**Required action**
Search the records for lines that contain the word "JSON". Copy them all.

[Items from an interface collection]
:::

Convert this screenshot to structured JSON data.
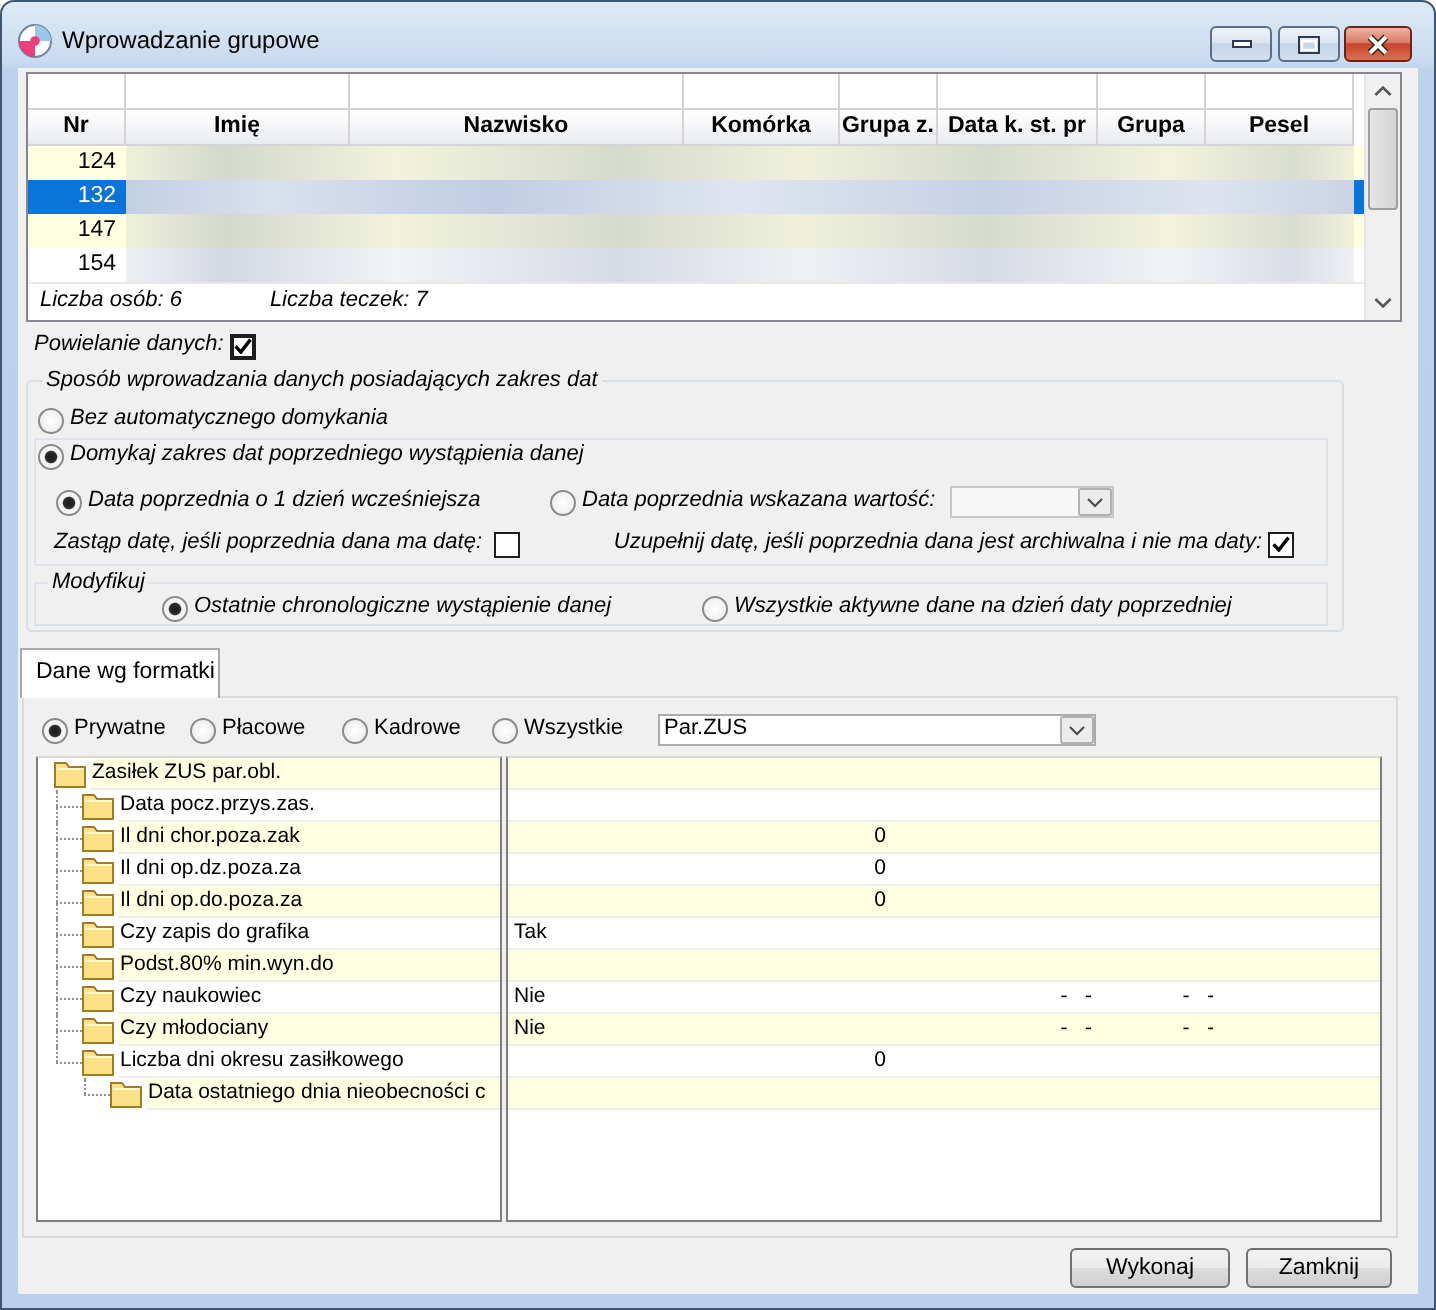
{
  "window": {
    "title": "Wprowadzanie grupowe"
  },
  "table": {
    "columns": [
      "Nr",
      "Imię",
      "Nazwisko",
      "Komórka",
      "Grupa z.",
      "Data k. st. pr",
      "Grupa",
      "Pesel"
    ],
    "rows": [
      {
        "nr": "124",
        "selected": false
      },
      {
        "nr": "132",
        "selected": true
      },
      {
        "nr": "147",
        "selected": false
      },
      {
        "nr": "154",
        "selected": false
      }
    ],
    "summary": [
      "Liczba osób: 6",
      "Liczba teczek: 7"
    ]
  },
  "duplicate_data": {
    "label": "Powielanie danych:",
    "checked": true
  },
  "date_range_group": {
    "title": "Sposób wprowadzania danych posiadających zakres dat",
    "modes": [
      {
        "label": "Bez automatycznego domykania",
        "selected": false
      },
      {
        "label": "Domykaj zakres dat poprzedniego wystąpienia danej",
        "selected": true
      }
    ],
    "previous_date": [
      {
        "label": "Data poprzednia o 1 dzień wcześniejsza",
        "selected": true
      },
      {
        "label": "Data poprzednia wskazana wartość:",
        "selected": false
      }
    ],
    "previous_date_dropdown": {
      "disabled": true
    },
    "options": [
      {
        "label": "Zastąp datę, jeśli poprzednia dana ma datę:",
        "checked": false
      },
      {
        "label": "Uzupełnij datę, jeśli poprzednia dana jest archiwalna i nie ma daty:",
        "checked": true
      }
    ],
    "modify": {
      "title": "Modyfikuj",
      "options": [
        {
          "label": "Ostatnie chronologiczne wystąpienie danej",
          "selected": true
        },
        {
          "label": "Wszystkie aktywne dane na dzień daty poprzedniej",
          "selected": false
        }
      ]
    }
  },
  "tabs": [
    {
      "label": "Dane wg formatki",
      "selected": true
    }
  ],
  "data_scope": [
    {
      "label": "Prywatne",
      "selected": true
    },
    {
      "label": "Płacowe",
      "selected": false
    },
    {
      "label": "Kadrowe",
      "selected": false
    },
    {
      "label": "Wszystkie",
      "selected": false
    }
  ],
  "form_dropdown": {
    "value": "Par.ZUS"
  },
  "tree": [
    {
      "label": "Zasiłek ZUS par.obl.",
      "children": [
        {
          "label": "Data pocz.przys.zas."
        },
        {
          "label": "Il dni chor.poza.zak",
          "column_2": "0"
        },
        {
          "label": "Il dni op.dz.poza.za",
          "column_2": "0"
        },
        {
          "label": "Il dni op.do.poza.za",
          "column_2": "0"
        },
        {
          "label": "Czy zapis do grafika",
          "column_1": "Tak"
        },
        {
          "label": "Podst.80% min.wyn.do"
        },
        {
          "label": "Czy naukowiec",
          "column_1": "Nie",
          "column_3": "-   -",
          "column_4": "-   -"
        },
        {
          "label": "Czy młodociany",
          "column_1": "Nie",
          "column_3": "-   -",
          "column_4": "-   -"
        },
        {
          "label": "Liczba dni okresu zasiłkowego",
          "column_2": "0",
          "children": [
            {
              "label": "Data ostatniego dnia nieobecności c"
            }
          ]
        }
      ]
    }
  ],
  "buttons": [
    "Wykonaj",
    "Zamknij"
  ]
}
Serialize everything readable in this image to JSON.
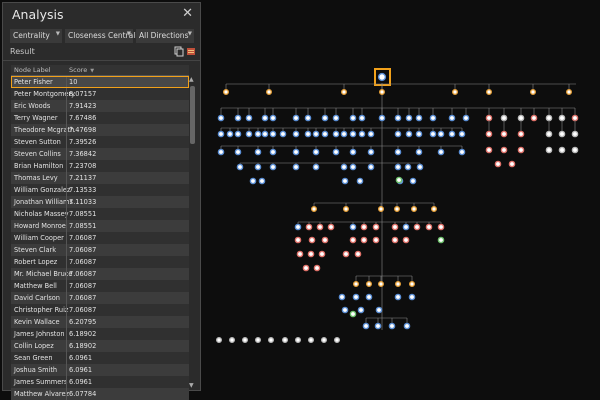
{
  "panel": {
    "title": "Analysis",
    "close_glyph": "✕",
    "dropdowns": [
      "Centrality",
      "Closeness Centrality",
      "All Directions"
    ],
    "result_label": "Result",
    "icons": [
      "copy-icon",
      "export-icon"
    ]
  },
  "table": {
    "columns": [
      "Node Label",
      "Score"
    ],
    "rows": [
      {
        "label": "Peter Fisher",
        "score": "10"
      },
      {
        "label": "Peter Montgomery",
        "score": "8.07157"
      },
      {
        "label": "Eric Woods",
        "score": "7.91423"
      },
      {
        "label": "Terry Wagner",
        "score": "7.67486"
      },
      {
        "label": "Theodore Mcgrath",
        "score": "7.47698"
      },
      {
        "label": "Steven Sutton",
        "score": "7.39526"
      },
      {
        "label": "Steven Collins",
        "score": "7.36842"
      },
      {
        "label": "Brian Hamilton",
        "score": "7.23708"
      },
      {
        "label": "Thomas Levy",
        "score": "7.21137"
      },
      {
        "label": "William Gonzalez",
        "score": "7.13533"
      },
      {
        "label": "Jonathan Williams",
        "score": "7.11033"
      },
      {
        "label": "Nicholas Massey",
        "score": "7.08551"
      },
      {
        "label": "Howard Monroe",
        "score": "7.08551"
      },
      {
        "label": "William Cooper",
        "score": "7.06087"
      },
      {
        "label": "Steven Clark",
        "score": "7.06087"
      },
      {
        "label": "Robert Lopez",
        "score": "7.06087"
      },
      {
        "label": "Mr. Michael Bruce",
        "score": "7.06087"
      },
      {
        "label": "Matthew Bell",
        "score": "7.06087"
      },
      {
        "label": "David Carlson",
        "score": "7.06087"
      },
      {
        "label": "Christopher Ruiz",
        "score": "7.06087"
      },
      {
        "label": "Kevin Wallace",
        "score": "6.20795"
      },
      {
        "label": "James Johnston",
        "score": "6.18902"
      },
      {
        "label": "Collin Lopez",
        "score": "6.18902"
      },
      {
        "label": "Sean Green",
        "score": "6.0961"
      },
      {
        "label": "Joshua Smith",
        "score": "6.0961"
      },
      {
        "label": "James Summers",
        "score": "6.0961"
      },
      {
        "label": "Matthew Alvarez",
        "score": "6.07784"
      }
    ],
    "selected_index": 0
  },
  "colors": {
    "highlight": "#f2a11a",
    "node_blue": "#5b8fd6",
    "node_red": "#e0726a",
    "node_orange": "#e8a23a",
    "node_green": "#6cc06a",
    "node_gray": "#bbbbbb",
    "edge": "#8a8a8a"
  }
}
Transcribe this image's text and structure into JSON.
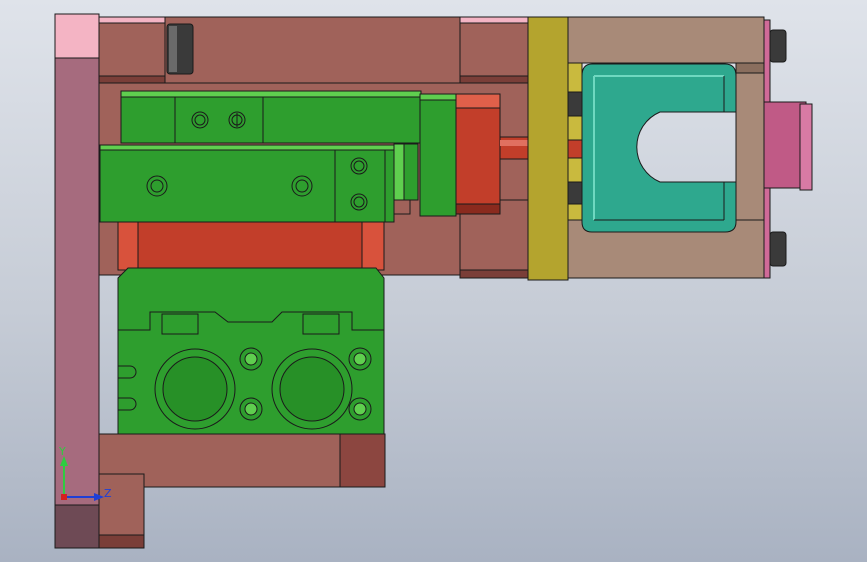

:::

**Answer section**
Convert this screenshot to structured JSON data.
Serialize everything readable in this image to JSON.
Transcribe this image's text and structure into JSON.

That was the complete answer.